:: WORK REQUIRED ::
All of the records below should be retyped exactly, with no pictures included.

====== RECORDS

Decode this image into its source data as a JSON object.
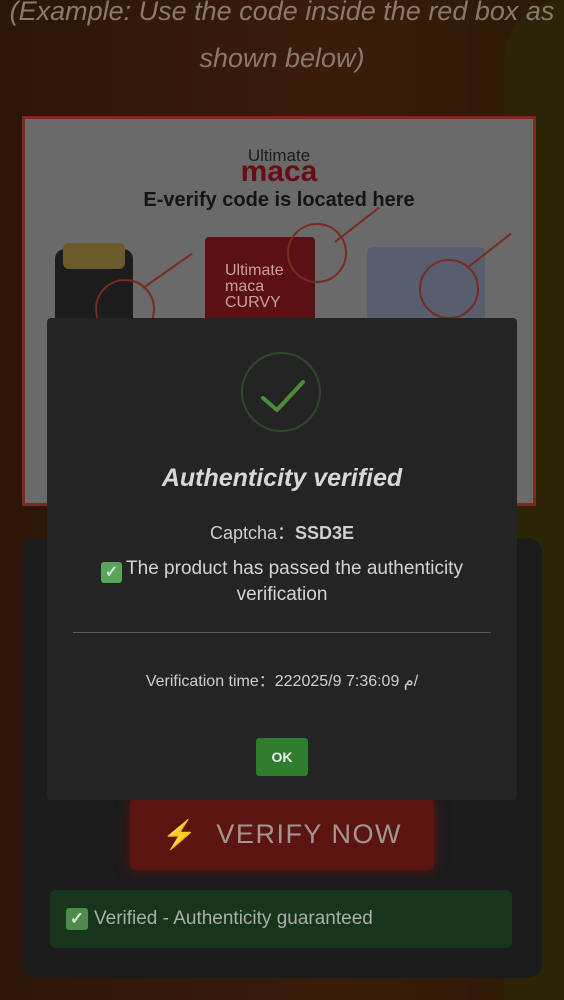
{
  "page": {
    "example_text": "(Example: Use the code inside the red box as shown below)"
  },
  "example_image": {
    "brand_top": "Ultimate",
    "brand_main": "maca",
    "heading": "E-verify code is located here",
    "pouch_label": "Ultimate\nmaca\nCURVY"
  },
  "modal": {
    "title": "Authenticity verified",
    "captcha_label": "Captcha：",
    "captcha_code": "SSD3E",
    "passed_message": "The product has passed the authenticity verification",
    "time_label": "Verification time：",
    "time_value": "22م 7:36:09 2025/9/",
    "ok_label": "OK"
  },
  "verify": {
    "button_label": "VERIFY NOW",
    "status_text": "Verified - Authenticity guaranteed"
  },
  "icons": {
    "success": "checkmark-icon",
    "bolt": "lightning-bolt-icon",
    "check_box": "check-box-icon"
  },
  "colors": {
    "accent_green": "#2e7d2e",
    "verify_red": "#5c1410",
    "frame_red": "#7a2a1e"
  }
}
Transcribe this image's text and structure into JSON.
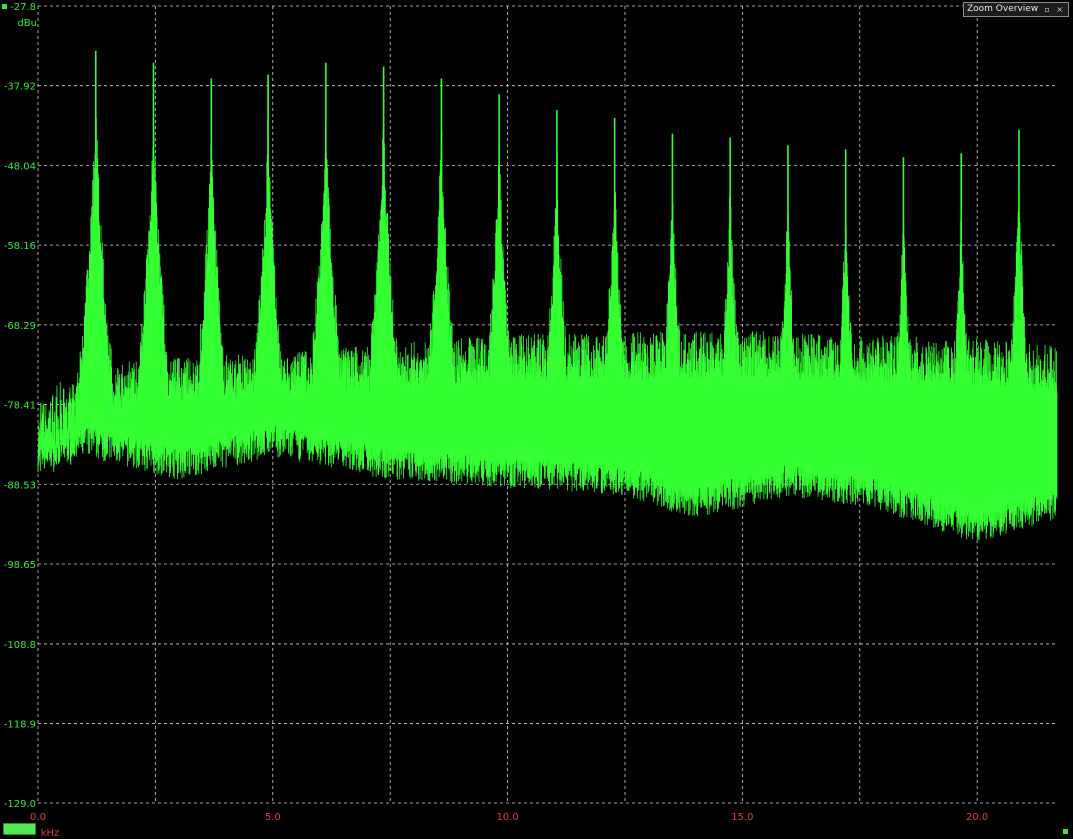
{
  "panel": {
    "title": "Zoom Overview",
    "buttons": "▫ ×"
  },
  "chart_data": {
    "type": "line",
    "xlabel": "kHz",
    "ylabel": "dBu",
    "xlim": [
      0.0,
      21.7
    ],
    "ylim": [
      -129.0,
      -27.8
    ],
    "x_ticks": [
      "0.0",
      "5.0",
      "10.0",
      "15.0",
      "20.0"
    ],
    "y_ticks": [
      "-27.8",
      "-37.92",
      "-48.04",
      "-58.16",
      "-68.29",
      "-78.41",
      "-88.53",
      "-98.65",
      "-108.8",
      "-118.9",
      "-129.0"
    ],
    "grid": true,
    "colors": {
      "trace": "#33ff33",
      "ytick": "#39e639",
      "xtick": "#e23b3b",
      "grid": "#cfcfcf",
      "background": "#000000"
    },
    "peak_spacing_khz": 1.23,
    "series": [
      {
        "peaks": [
          {
            "x": 1.23,
            "y": -33.5
          },
          {
            "x": 2.46,
            "y": -35.0
          },
          {
            "x": 3.69,
            "y": -37.0
          },
          {
            "x": 4.9,
            "y": -36.5
          },
          {
            "x": 6.13,
            "y": -35.0
          },
          {
            "x": 7.36,
            "y": -35.5
          },
          {
            "x": 8.59,
            "y": -37.0
          },
          {
            "x": 9.82,
            "y": -39.0
          },
          {
            "x": 11.05,
            "y": -41.0
          },
          {
            "x": 12.28,
            "y": -42.0
          },
          {
            "x": 13.51,
            "y": -44.0
          },
          {
            "x": 14.74,
            "y": -44.5
          },
          {
            "x": 15.97,
            "y": -45.5
          },
          {
            "x": 17.2,
            "y": -46.0
          },
          {
            "x": 18.43,
            "y": -47.0
          },
          {
            "x": 19.66,
            "y": -46.5
          },
          {
            "x": 20.89,
            "y": -43.5
          }
        ],
        "upper_envelope_between_peaks": [
          {
            "x": 0.0,
            "y": -77.0
          },
          {
            "x": 0.9,
            "y": -72.0
          },
          {
            "x": 2.0,
            "y": -68.5
          },
          {
            "x": 4.5,
            "y": -68.0
          },
          {
            "x": 10.0,
            "y": -65.5
          },
          {
            "x": 15.0,
            "y": -65.0
          },
          {
            "x": 20.0,
            "y": -66.0
          },
          {
            "x": 21.7,
            "y": -67.0
          }
        ],
        "lower_envelope": [
          {
            "x": 0.0,
            "y": -85.0
          },
          {
            "x": 1.0,
            "y": -83.0
          },
          {
            "x": 3.0,
            "y": -86.0
          },
          {
            "x": 5.0,
            "y": -83.0
          },
          {
            "x": 7.5,
            "y": -86.0
          },
          {
            "x": 10.0,
            "y": -87.0
          },
          {
            "x": 12.5,
            "y": -88.0
          },
          {
            "x": 14.0,
            "y": -91.0
          },
          {
            "x": 16.0,
            "y": -88.0
          },
          {
            "x": 18.0,
            "y": -90.0
          },
          {
            "x": 20.0,
            "y": -94.0
          },
          {
            "x": 21.7,
            "y": -91.0
          }
        ]
      }
    ]
  }
}
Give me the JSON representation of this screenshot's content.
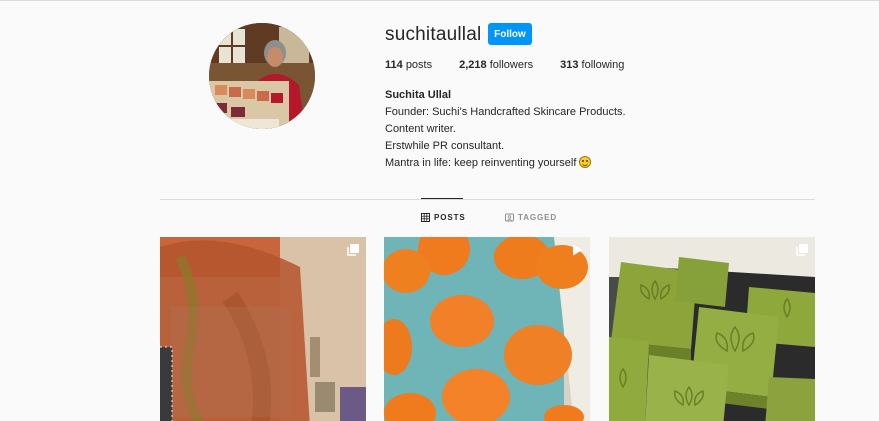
{
  "profile": {
    "username": "suchitaullal",
    "follow_label": "Follow",
    "stats": {
      "posts_count": "114",
      "posts_label": "posts",
      "followers_count": "2,218",
      "followers_label": "followers",
      "following_count": "313",
      "following_label": "following"
    },
    "full_name": "Suchita Ullal",
    "bio_lines": [
      "Founder: Suchi's Handcrafted Skincare Products.",
      "Content writer.",
      "Erstwhile PR consultant.",
      "Mantra in life: keep reinventing yourself"
    ],
    "bio_emoji": "slightly-smiling-face-emoji"
  },
  "tabs": [
    {
      "label": "POSTS",
      "icon": "grid-icon",
      "active": true
    },
    {
      "label": "TAGGED",
      "icon": "tagged-icon",
      "active": false
    }
  ],
  "posts": [
    {
      "icon": "multiple-images-icon",
      "subject": "wrapped soap gift in orange mesh"
    },
    {
      "icon": "video-play-icon",
      "subject": "orange soap rounds in blue mold"
    },
    {
      "icon": "multiple-images-icon",
      "subject": "green lotus-stamped soap bars"
    }
  ],
  "colors": {
    "accent": "#0095f6",
    "text": "#262626",
    "muted": "#8e8e8e",
    "border": "#dbdbdb",
    "background": "#fafafa"
  }
}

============

:: RESULT FOR THIS EXERCISE ::
Decode this image into its source data as a JSON object.
{
  "page": {
    "example_text": "(Example: Use the code inside the red box as shown below)"
  },
  "example_image": {
    "brand_top": "Ultimate",
    "brand_main": "maca",
    "heading": "E-verify code is located here",
    "pouch_label": "Ultimate\nmaca\nCURVY"
  },
  "modal": {
    "title": "Authenticity verified",
    "captcha_label": "Captcha：",
    "captcha_code": "SSD3E",
    "passed_message": "The product has passed the authenticity verification",
    "time_label": "Verification time：",
    "time_value": "22م 7:36:09 2025/9/",
    "ok_label": "OK"
  },
  "verify": {
    "button_label": "VERIFY NOW",
    "status_text": "Verified - Authenticity guaranteed"
  },
  "icons": {
    "success": "checkmark-icon",
    "bolt": "lightning-bolt-icon",
    "check_box": "check-box-icon"
  },
  "colors": {
    "accent_green": "#2e7d2e",
    "verify_red": "#5c1410",
    "frame_red": "#7a2a1e"
  }
}
Transcribe this image's text and structure into JSON.
{
  "panel": {
    "title": "Zoom Overview",
    "buttons": "▫ ×"
  },
  "chart_data": {
    "type": "line",
    "xlabel": "kHz",
    "ylabel": "dBu",
    "xlim": [
      0.0,
      21.7
    ],
    "ylim": [
      -129.0,
      -27.8
    ],
    "x_ticks": [
      "0.0",
      "5.0",
      "10.0",
      "15.0",
      "20.0"
    ],
    "y_ticks": [
      "-27.8",
      "-37.92",
      "-48.04",
      "-58.16",
      "-68.29",
      "-78.41",
      "-88.53",
      "-98.65",
      "-108.8",
      "-118.9",
      "-129.0"
    ],
    "grid": true,
    "colors": {
      "trace": "#33ff33",
      "ytick": "#39e639",
      "xtick": "#e23b3b",
      "grid": "#cfcfcf",
      "background": "#000000"
    },
    "peak_spacing_khz": 1.23,
    "series": [
      {
        "peaks": [
          {
            "x": 1.23,
            "y": -33.5
          },
          {
            "x": 2.46,
            "y": -35.0
          },
          {
            "x": 3.69,
            "y": -37.0
          },
          {
            "x": 4.9,
            "y": -36.5
          },
          {
            "x": 6.13,
            "y": -35.0
          },
          {
            "x": 7.36,
            "y": -35.5
          },
          {
            "x": 8.59,
            "y": -37.0
          },
          {
            "x": 9.82,
            "y": -39.0
          },
          {
            "x": 11.05,
            "y": -41.0
          },
          {
            "x": 12.28,
            "y": -42.0
          },
          {
            "x": 13.51,
            "y": -44.0
          },
          {
            "x": 14.74,
            "y": -44.5
          },
          {
            "x": 15.97,
            "y": -45.5
          },
          {
            "x": 17.2,
            "y": -46.0
          },
          {
            "x": 18.43,
            "y": -47.0
          },
          {
            "x": 19.66,
            "y": -46.5
          },
          {
            "x": 20.89,
            "y": -43.5
          }
        ],
        "upper_envelope_between_peaks": [
          {
            "x": 0.0,
            "y": -77.0
          },
          {
            "x": 0.9,
            "y": -72.0
          },
          {
            "x": 2.0,
            "y": -68.5
          },
          {
            "x": 4.5,
            "y": -68.0
          },
          {
            "x": 10.0,
            "y": -65.5
          },
          {
            "x": 15.0,
            "y": -65.0
          },
          {
            "x": 20.0,
            "y": -66.0
          },
          {
            "x": 21.7,
            "y": -67.0
          }
        ],
        "lower_envelope": [
          {
            "x": 0.0,
            "y": -85.0
          },
          {
            "x": 1.0,
            "y": -83.0
          },
          {
            "x": 3.0,
            "y": -86.0
          },
          {
            "x": 5.0,
            "y": -83.0
          },
          {
            "x": 7.5,
            "y": -86.0
          },
          {
            "x": 10.0,
            "y": -87.0
          },
          {
            "x": 12.5,
            "y": -88.0
          },
          {
            "x": 14.0,
            "y": -91.0
          },
          {
            "x": 16.0,
            "y": -88.0
          },
          {
            "x": 18.0,
            "y": -90.0
          },
          {
            "x": 20.0,
            "y": -94.0
          },
          {
            "x": 21.7,
            "y": -91.0
          }
        ]
      }
    ]
  }
}
Give me the JSON representation of this screenshot's content.
{
  "profile": {
    "username": "suchitaullal",
    "follow_label": "Follow",
    "stats": {
      "posts_count": "114",
      "posts_label": "posts",
      "followers_count": "2,218",
      "followers_label": "followers",
      "following_count": "313",
      "following_label": "following"
    },
    "full_name": "Suchita Ullal",
    "bio_lines": [
      "Founder: Suchi's Handcrafted Skincare Products.",
      "Content writer.",
      "Erstwhile PR consultant.",
      "Mantra in life: keep reinventing yourself"
    ],
    "bio_emoji": "slightly-smiling-face-emoji"
  },
  "tabs": [
    {
      "label": "POSTS",
      "icon": "grid-icon",
      "active": true
    },
    {
      "label": "TAGGED",
      "icon": "tagged-icon",
      "active": false
    }
  ],
  "posts": [
    {
      "icon": "multiple-images-icon",
      "subject": "wrapped soap gift in orange mesh"
    },
    {
      "icon": "video-play-icon",
      "subject": "orange soap rounds in blue mold"
    },
    {
      "icon": "multiple-images-icon",
      "subject": "green lotus-stamped soap bars"
    }
  ],
  "colors": {
    "accent": "#0095f6",
    "text": "#262626",
    "muted": "#8e8e8e",
    "border": "#dbdbdb",
    "background": "#fafafa"
  }
}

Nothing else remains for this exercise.